What the task asks: The data that follows is to be copied exactly, with each image removed.

--

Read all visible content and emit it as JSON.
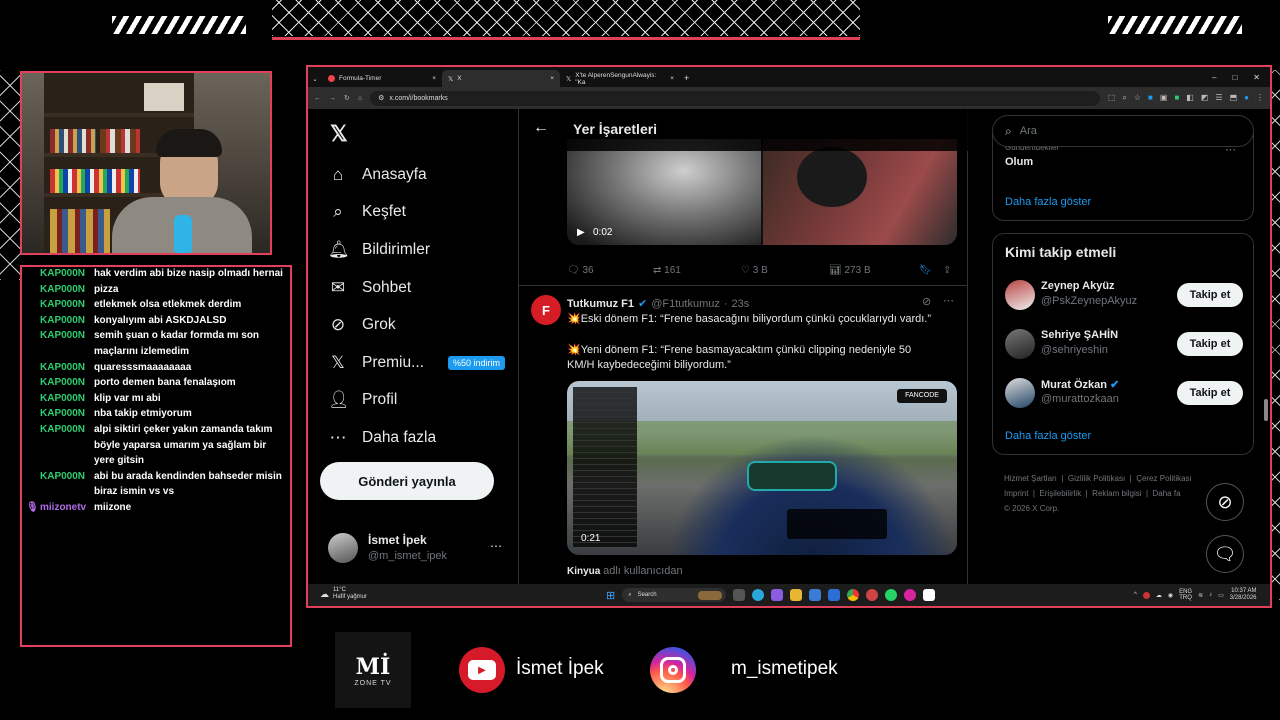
{
  "overlay": {
    "social_youtube": "İsmet İpek",
    "social_instagram": "m_ismetipek",
    "logo_text": "Mİ",
    "logo_sub": "ZONE TV"
  },
  "chat": {
    "messages": [
      {
        "user": "KAP000N",
        "text": "hak verdim abi bize nasip olmadı hernai"
      },
      {
        "user": "KAP000N",
        "text": "pizza"
      },
      {
        "user": "KAP000N",
        "text": "etlekmek olsa etlekmek derdim"
      },
      {
        "user": "KAP000N",
        "text": "konyalıyım abi ASKDJALSD"
      },
      {
        "user": "KAP000N",
        "text": "semih şuan o kadar formda mı son maçlarını izlemedim"
      },
      {
        "user": "KAP000N",
        "text": "quaresssmaaaaaaaa"
      },
      {
        "user": "KAP000N",
        "text": "porto demen bana fenalaşıom"
      },
      {
        "user": "KAP000N",
        "text": "klip var mı abi"
      },
      {
        "user": "KAP000N",
        "text": "nba takip etmiyorum"
      },
      {
        "user": "KAP000N",
        "text": "alpi siktiri çeker yakın zamanda takım böyle yaparsa umarım ya sağlam bir yere gitsin"
      },
      {
        "user": "KAP000N",
        "text": "abi bu arada kendinden bahseder misin biraz ismin vs vs"
      },
      {
        "user": "miizonetv",
        "text": "miizone"
      }
    ]
  },
  "browser": {
    "tabs": [
      "Formula-Timer",
      "X",
      "X'te AlperenSengunAlwayis: \"Ka"
    ],
    "url": "x.com/i/bookmarks"
  },
  "x": {
    "nav": [
      {
        "icon": "home-icon",
        "label": "Anasayfa"
      },
      {
        "icon": "search-icon",
        "label": "Keşfet"
      },
      {
        "icon": "bell-icon",
        "label": "Bildirimler"
      },
      {
        "icon": "mail-icon",
        "label": "Sohbet"
      },
      {
        "icon": "grok-icon",
        "label": "Grok"
      },
      {
        "icon": "x-icon",
        "label": "Premiu..."
      },
      {
        "icon": "person-icon",
        "label": "Profil"
      },
      {
        "icon": "more-icon",
        "label": "Daha fazla"
      }
    ],
    "premium_badge": "%50 indirim",
    "post_button": "Gönderi yayınla",
    "account": {
      "name": "İsmet İpek",
      "handle": "@m_ismet_ipek"
    },
    "header_title": "Yer İşaretleri",
    "video1_time": "0:02",
    "stats": {
      "replies": "36",
      "reposts": "161",
      "likes": "3 B",
      "views": "273 B"
    },
    "tweet": {
      "name": "Tutkumuz F1",
      "handle": "@F1tutkumuz",
      "time": "23s",
      "line1": "💥Eski dönem F1: “Frene basacağını biliyordum çünkü çocuklarıydı vardı.”",
      "line2": "💥Yeni dönem F1: “Frene basmayacaktım çünkü clipping nedeniyle 50 KM/H kaybedeceğimi biliyordum.”",
      "video_time": "0:21",
      "footer_user": "Kinyua",
      "footer_rest": "adlı kullanıcıdan"
    },
    "search_placeholder": "Ara",
    "trend_label": "Gündemdekiler",
    "trend_title": "Olum",
    "show_more": "Daha fazla göster",
    "wtf_title": "Kimi takip etmeli",
    "follow_label": "Takip et",
    "suggestions": [
      {
        "name": "Zeynep Akyüz",
        "handle": "@PskZeynepAkyuz",
        "verified": false
      },
      {
        "name": "Sehriye ŞAHİN",
        "handle": "@sehriyeshin",
        "verified": false
      },
      {
        "name": "Murat Özkan",
        "handle": "@murattozkaan",
        "verified": true
      }
    ],
    "show_more2": "Daha fazla göster",
    "footer_links": [
      "Hizmet Şartları",
      "Gizlilik Politikası",
      "Çerez Politikası",
      "Imprint",
      "Erişilebilirlik",
      "Reklam bilgisi",
      "Daha fa"
    ],
    "copyright": "© 2026 X Corp."
  },
  "taskbar": {
    "weather_temp": "11°C",
    "weather_desc": "Hafif yağmur",
    "search": "Search",
    "lang1": "ENG",
    "lang2": "TRQ",
    "time": "10:37 AM",
    "date": "3/28/2026"
  },
  "colors": {
    "accent": "#e0405a",
    "blue": "#1d9bf0",
    "chat_user": "#2ecc71"
  }
}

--

Task response:
Read all visible content and emit it as JSON.
{
  "overlay": {
    "social_youtube": "İsmet İpek",
    "social_instagram": "m_ismetipek",
    "logo_text": "Mİ",
    "logo_sub": "ZONE TV"
  },
  "chat": {
    "messages": [
      {
        "user": "KAP000N",
        "text": "hak verdim abi bize nasip olmadı hernai"
      },
      {
        "user": "KAP000N",
        "text": "pizza"
      },
      {
        "user": "KAP000N",
        "text": "etlekmek olsa etlekmek derdim"
      },
      {
        "user": "KAP000N",
        "text": "konyalıyım abi ASKDJALSD"
      },
      {
        "user": "KAP000N",
        "text": "semih şuan o kadar formda mı son maçlarını izlemedim"
      },
      {
        "user": "KAP000N",
        "text": "quaresssmaaaaaaaa"
      },
      {
        "user": "KAP000N",
        "text": "porto demen bana fenalaşıom"
      },
      {
        "user": "KAP000N",
        "text": "klip var mı abi"
      },
      {
        "user": "KAP000N",
        "text": "nba takip etmiyorum"
      },
      {
        "user": "KAP000N",
        "text": "alpi siktiri çeker yakın zamanda takım böyle yaparsa umarım ya sağlam bir yere gitsin"
      },
      {
        "user": "KAP000N",
        "text": "abi bu arada kendinden bahseder misin biraz ismin vs vs"
      },
      {
        "user": "miizonetv",
        "text": "miizone"
      }
    ]
  },
  "browser": {
    "tabs": [
      "Formula-Timer",
      "X",
      "X'te AlperenSengunAlwayis: \"Ka"
    ],
    "url": "x.com/i/bookmarks"
  },
  "x": {
    "nav": [
      {
        "icon": "home-icon",
        "label": "Anasayfa"
      },
      {
        "icon": "search-icon",
        "label": "Keşfet"
      },
      {
        "icon": "bell-icon",
        "label": "Bildirimler"
      },
      {
        "icon": "mail-icon",
        "label": "Sohbet"
      },
      {
        "icon": "grok-icon",
        "label": "Grok"
      },
      {
        "icon": "x-icon",
        "label": "Premiu..."
      },
      {
        "icon": "person-icon",
        "label": "Profil"
      },
      {
        "icon": "more-icon",
        "label": "Daha fazla"
      }
    ],
    "premium_badge": "%50 indirim",
    "post_button": "Gönderi yayınla",
    "account": {
      "name": "İsmet İpek",
      "handle": "@m_ismet_ipek"
    },
    "header_title": "Yer İşaretleri",
    "video1_time": "0:02",
    "stats": {
      "replies": "36",
      "reposts": "161",
      "likes": "3 B",
      "views": "273 B"
    },
    "tweet": {
      "name": "Tutkumuz F1",
      "handle": "@F1tutkumuz",
      "time": "23s",
      "line1": "💥Eski dönem F1: “Frene basacağını biliyordum çünkü çocuklarıydı vardı.”",
      "line2": "💥Yeni dönem F1: “Frene basmayacaktım çünkü clipping nedeniyle 50 KM/H kaybedeceğimi biliyordum.”",
      "video_time": "0:21",
      "footer_user": "Kinyua",
      "footer_rest": "adlı kullanıcıdan"
    },
    "search_placeholder": "Ara",
    "trend_label": "Gündemdekiler",
    "trend_title": "Olum",
    "show_more": "Daha fazla göster",
    "wtf_title": "Kimi takip etmeli",
    "follow_label": "Takip et",
    "suggestions": [
      {
        "name": "Zeynep Akyüz",
        "handle": "@PskZeynepAkyuz",
        "verified": false
      },
      {
        "name": "Sehriye ŞAHİN",
        "handle": "@sehriyeshin",
        "verified": false
      },
      {
        "name": "Murat Özkan",
        "handle": "@murattozkaan",
        "verified": true
      }
    ],
    "show_more2": "Daha fazla göster",
    "footer_links": [
      "Hizmet Şartları",
      "Gizlilik Politikası",
      "Çerez Politikası",
      "Imprint",
      "Erişilebilirlik",
      "Reklam bilgisi",
      "Daha fa"
    ],
    "copyright": "© 2026 X Corp."
  },
  "taskbar": {
    "weather_temp": "11°C",
    "weather_desc": "Hafif yağmur",
    "search": "Search",
    "lang1": "ENG",
    "lang2": "TRQ",
    "time": "10:37 AM",
    "date": "3/28/2026"
  },
  "colors": {
    "accent": "#e0405a",
    "blue": "#1d9bf0",
    "chat_user": "#2ecc71"
  }
}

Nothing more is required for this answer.